Diversity. Big city life. Liquor in grocery stores. And Neiman Marcus. These are just a few things that Utah lacks. However… the great outdoors is where Utah never ceases to flourish! That’s why… summertime is full of fun sun-bathing adventure. Last week’s adventure – river tubing down the Provo River. It was a great way to cool down in our near 100 degree weather.
Before you plan your river trip, be sure to check the river flow. We just started seeing low to medium flow here because of our high snow pack this year. Eddy Flower has the best easy to understand site I’ve seen so far.
11.00am – We met at Lisa and Zac’s house. Load up all the important stuff: cold beer, dry bags or mesh bags for hauling beer, water for hydration, life vests (it’s apparently illegal to not wear a life vest on the river – you will get ticketed if seen by a ranger!), sunscreen, swimwear and river tubes.
RIVER TUBES: You can find these at Big 5, Shopko or other stores alike for about $10-$30 depending on whether or not they are on sale. Here’s the link for what all of us ended up (coincidentally) buying – Intex River Run Tube.
BEER: Bring cold canned beer, not glass. Glass is heavier and does not travel well down the river. Glass breaks – dangerous. Cans can be crushed to save space. Bring mesh bags or some sort of sack so you can load the beer and hang it off your tube to keep it cool in the river. Just a couple of drinker-friendly tips…
11.30am – Off we went down south to Provo Canyon. Deer Creek Dam is the start point; it’s located just off the 189. Pull down near the river to the more open dirt parking lot where you may see fellow tubers.
12.15pm – Unload the gear and have the drivers do a quick shuttle by driving out to the end of the run. It’s near Vivian Park; you should see a few small parking lots as well as a picnic area with benches.
Meanwhile, those back at the start should be pumping up the tubes and loading up the beer. Throw on those life jackets and put items you don’t need into the car that’s returned to the start point.
12.45pm – Hit the river! One by one, make your way into the river and plop comfortably into the tube. Hands off and go with the flow. Pop open that beer, relax, chat with your neighbor and bask in the sun.
Yay to hanging beer coozies. They were great for when you had to paddle away from the trees off to the sides.
This river is a Class I to II – much tamer than the Weber River. It’s a very relaxing ride and easy to stay with your group… as long as they don’t get caught in an eddy and fall behind the rest. *ahem* Kasumi.
Don’t be afraid to stay together. Unless you are buddying up and about to take two different directions due to a giant boulder. Then, you might want to let go…
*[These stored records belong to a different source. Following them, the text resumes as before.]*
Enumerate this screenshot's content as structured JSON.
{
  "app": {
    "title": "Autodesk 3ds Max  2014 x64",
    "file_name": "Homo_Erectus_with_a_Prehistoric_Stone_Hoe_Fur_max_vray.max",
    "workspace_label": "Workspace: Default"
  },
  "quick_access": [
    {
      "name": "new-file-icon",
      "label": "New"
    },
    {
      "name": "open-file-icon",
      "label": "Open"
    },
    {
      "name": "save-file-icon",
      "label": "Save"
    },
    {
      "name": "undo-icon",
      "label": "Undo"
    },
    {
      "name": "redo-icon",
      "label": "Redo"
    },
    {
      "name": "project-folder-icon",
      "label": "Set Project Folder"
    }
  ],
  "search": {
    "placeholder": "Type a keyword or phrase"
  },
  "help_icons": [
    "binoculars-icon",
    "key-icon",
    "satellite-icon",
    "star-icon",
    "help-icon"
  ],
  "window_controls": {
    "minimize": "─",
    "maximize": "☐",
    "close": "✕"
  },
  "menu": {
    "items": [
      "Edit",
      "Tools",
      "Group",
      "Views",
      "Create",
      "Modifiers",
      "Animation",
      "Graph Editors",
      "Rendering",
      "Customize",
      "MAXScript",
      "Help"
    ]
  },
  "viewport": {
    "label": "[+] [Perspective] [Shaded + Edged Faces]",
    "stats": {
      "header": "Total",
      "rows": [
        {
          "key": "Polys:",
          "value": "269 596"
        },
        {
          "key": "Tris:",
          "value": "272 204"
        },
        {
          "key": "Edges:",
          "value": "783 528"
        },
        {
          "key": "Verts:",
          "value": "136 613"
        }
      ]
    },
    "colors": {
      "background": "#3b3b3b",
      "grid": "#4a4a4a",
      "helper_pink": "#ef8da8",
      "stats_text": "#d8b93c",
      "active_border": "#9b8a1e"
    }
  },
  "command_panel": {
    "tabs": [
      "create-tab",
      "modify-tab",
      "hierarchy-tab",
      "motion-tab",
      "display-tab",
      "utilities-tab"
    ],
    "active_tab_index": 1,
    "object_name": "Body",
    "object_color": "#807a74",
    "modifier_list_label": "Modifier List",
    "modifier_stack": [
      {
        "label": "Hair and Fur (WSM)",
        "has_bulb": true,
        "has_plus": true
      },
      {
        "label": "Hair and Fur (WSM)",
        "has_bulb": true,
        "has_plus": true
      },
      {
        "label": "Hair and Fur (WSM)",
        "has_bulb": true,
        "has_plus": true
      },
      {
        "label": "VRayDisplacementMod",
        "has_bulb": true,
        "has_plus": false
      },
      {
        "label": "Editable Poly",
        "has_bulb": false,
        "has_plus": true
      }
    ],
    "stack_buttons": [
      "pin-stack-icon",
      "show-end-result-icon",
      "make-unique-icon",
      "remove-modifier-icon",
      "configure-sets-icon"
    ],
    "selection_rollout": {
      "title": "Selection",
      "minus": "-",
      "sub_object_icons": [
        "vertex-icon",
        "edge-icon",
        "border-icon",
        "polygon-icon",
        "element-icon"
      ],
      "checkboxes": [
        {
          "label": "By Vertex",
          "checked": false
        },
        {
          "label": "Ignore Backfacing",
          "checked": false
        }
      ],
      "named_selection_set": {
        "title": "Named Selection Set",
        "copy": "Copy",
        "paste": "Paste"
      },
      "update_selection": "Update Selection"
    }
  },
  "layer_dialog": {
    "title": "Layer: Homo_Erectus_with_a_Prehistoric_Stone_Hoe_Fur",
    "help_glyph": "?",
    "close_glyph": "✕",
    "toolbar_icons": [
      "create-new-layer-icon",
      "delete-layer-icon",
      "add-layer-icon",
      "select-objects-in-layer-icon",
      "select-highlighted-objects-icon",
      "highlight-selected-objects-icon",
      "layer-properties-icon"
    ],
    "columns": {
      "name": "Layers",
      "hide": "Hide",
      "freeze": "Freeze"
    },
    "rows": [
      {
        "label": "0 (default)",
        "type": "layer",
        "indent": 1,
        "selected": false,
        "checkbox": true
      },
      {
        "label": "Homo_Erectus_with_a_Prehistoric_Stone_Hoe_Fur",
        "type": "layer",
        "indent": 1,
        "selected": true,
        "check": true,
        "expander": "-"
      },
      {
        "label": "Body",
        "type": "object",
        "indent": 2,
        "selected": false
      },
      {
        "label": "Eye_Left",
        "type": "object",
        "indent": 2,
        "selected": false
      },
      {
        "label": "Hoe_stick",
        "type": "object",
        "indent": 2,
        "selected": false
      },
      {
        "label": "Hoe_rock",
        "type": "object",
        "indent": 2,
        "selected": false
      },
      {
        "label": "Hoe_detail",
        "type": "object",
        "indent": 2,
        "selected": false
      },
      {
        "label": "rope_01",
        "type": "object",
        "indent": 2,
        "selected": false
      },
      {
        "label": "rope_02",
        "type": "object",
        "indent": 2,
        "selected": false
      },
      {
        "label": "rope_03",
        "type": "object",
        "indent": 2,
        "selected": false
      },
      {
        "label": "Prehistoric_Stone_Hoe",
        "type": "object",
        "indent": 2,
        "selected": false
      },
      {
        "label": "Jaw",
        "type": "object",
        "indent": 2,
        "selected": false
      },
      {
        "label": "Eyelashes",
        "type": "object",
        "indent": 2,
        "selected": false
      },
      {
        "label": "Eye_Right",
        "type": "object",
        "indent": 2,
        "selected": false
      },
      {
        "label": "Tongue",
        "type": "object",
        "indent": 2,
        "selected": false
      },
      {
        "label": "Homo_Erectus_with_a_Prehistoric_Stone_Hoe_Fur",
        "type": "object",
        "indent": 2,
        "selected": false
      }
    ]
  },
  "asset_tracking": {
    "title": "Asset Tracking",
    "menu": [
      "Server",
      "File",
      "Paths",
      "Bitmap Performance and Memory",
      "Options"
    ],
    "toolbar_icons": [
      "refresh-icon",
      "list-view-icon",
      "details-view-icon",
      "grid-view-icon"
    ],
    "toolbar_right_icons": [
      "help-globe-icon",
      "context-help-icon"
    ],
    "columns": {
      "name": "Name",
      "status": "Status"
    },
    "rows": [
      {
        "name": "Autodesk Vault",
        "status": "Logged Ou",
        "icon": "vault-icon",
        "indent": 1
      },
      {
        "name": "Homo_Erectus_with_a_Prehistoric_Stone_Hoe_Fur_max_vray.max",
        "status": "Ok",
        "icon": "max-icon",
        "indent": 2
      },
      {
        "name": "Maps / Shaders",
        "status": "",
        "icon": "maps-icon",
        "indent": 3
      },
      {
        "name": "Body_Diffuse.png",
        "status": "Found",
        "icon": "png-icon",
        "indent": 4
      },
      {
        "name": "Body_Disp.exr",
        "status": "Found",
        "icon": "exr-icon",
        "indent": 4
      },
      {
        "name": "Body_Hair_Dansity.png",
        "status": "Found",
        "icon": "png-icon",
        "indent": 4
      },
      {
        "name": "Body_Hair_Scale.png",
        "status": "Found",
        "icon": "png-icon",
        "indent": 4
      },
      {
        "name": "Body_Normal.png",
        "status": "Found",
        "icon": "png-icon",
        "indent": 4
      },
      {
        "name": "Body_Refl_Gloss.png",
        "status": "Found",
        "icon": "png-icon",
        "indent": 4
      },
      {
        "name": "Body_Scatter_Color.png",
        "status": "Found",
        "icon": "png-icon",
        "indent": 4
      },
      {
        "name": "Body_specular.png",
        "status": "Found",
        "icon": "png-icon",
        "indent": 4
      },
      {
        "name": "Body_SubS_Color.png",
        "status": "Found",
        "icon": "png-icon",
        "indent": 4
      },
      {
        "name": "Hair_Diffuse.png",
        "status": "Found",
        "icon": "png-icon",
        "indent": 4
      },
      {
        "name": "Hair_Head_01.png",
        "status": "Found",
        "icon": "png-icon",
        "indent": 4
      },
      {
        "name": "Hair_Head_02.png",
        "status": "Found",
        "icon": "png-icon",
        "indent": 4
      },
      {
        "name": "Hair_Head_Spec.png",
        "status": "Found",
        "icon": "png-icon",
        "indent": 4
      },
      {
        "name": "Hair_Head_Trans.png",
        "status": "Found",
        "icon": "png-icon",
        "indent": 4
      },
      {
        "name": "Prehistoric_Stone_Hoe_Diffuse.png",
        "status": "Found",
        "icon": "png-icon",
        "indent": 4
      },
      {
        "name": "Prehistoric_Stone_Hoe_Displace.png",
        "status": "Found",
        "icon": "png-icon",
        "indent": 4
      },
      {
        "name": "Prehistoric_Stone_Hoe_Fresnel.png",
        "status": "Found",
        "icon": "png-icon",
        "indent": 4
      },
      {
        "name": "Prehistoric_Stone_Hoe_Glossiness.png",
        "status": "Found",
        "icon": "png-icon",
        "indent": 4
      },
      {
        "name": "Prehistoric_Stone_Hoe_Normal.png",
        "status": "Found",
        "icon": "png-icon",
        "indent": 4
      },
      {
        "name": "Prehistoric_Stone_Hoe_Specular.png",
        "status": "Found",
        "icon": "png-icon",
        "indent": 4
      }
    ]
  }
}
2.00pm – Five beers later. Head out of the river and have the drivers fetch the other car. The trip will run about 1.5 to 2 hours depending on how you are flowing. We stopped a time or two to wait for our group. You’ll see a sign saying to pull out when you near the end point.
2.30pm – Load up the car and go again! If Lisa is not traveling with your group, I recommend bringing your own awesome chips and dip as a re-energizing and sobering snack.
4.30pm – After a second run down the river, we headed back to Salt Lake for some much needed food. Of course, we did not escape without a few injuries.
If you aren’t much for shuttling yourself or buying your own equipment, there are a couple of outfitters that will do all that for you. Check out High Country Rafting (not on Sundays though) and Provo Canyon Outfitters. PCO has a pretty chatty Facebook page as well – at least, I think it’s theirs. The run through one of these outfitters provides you with a life vest, tube and shuttle for about $15 per person. It’s a one-time river run.
We also some a SUP (stand up paddle) boarder as well as some rafts and kayaks down the river. The same outfitters above can accommodate those as well, I believe.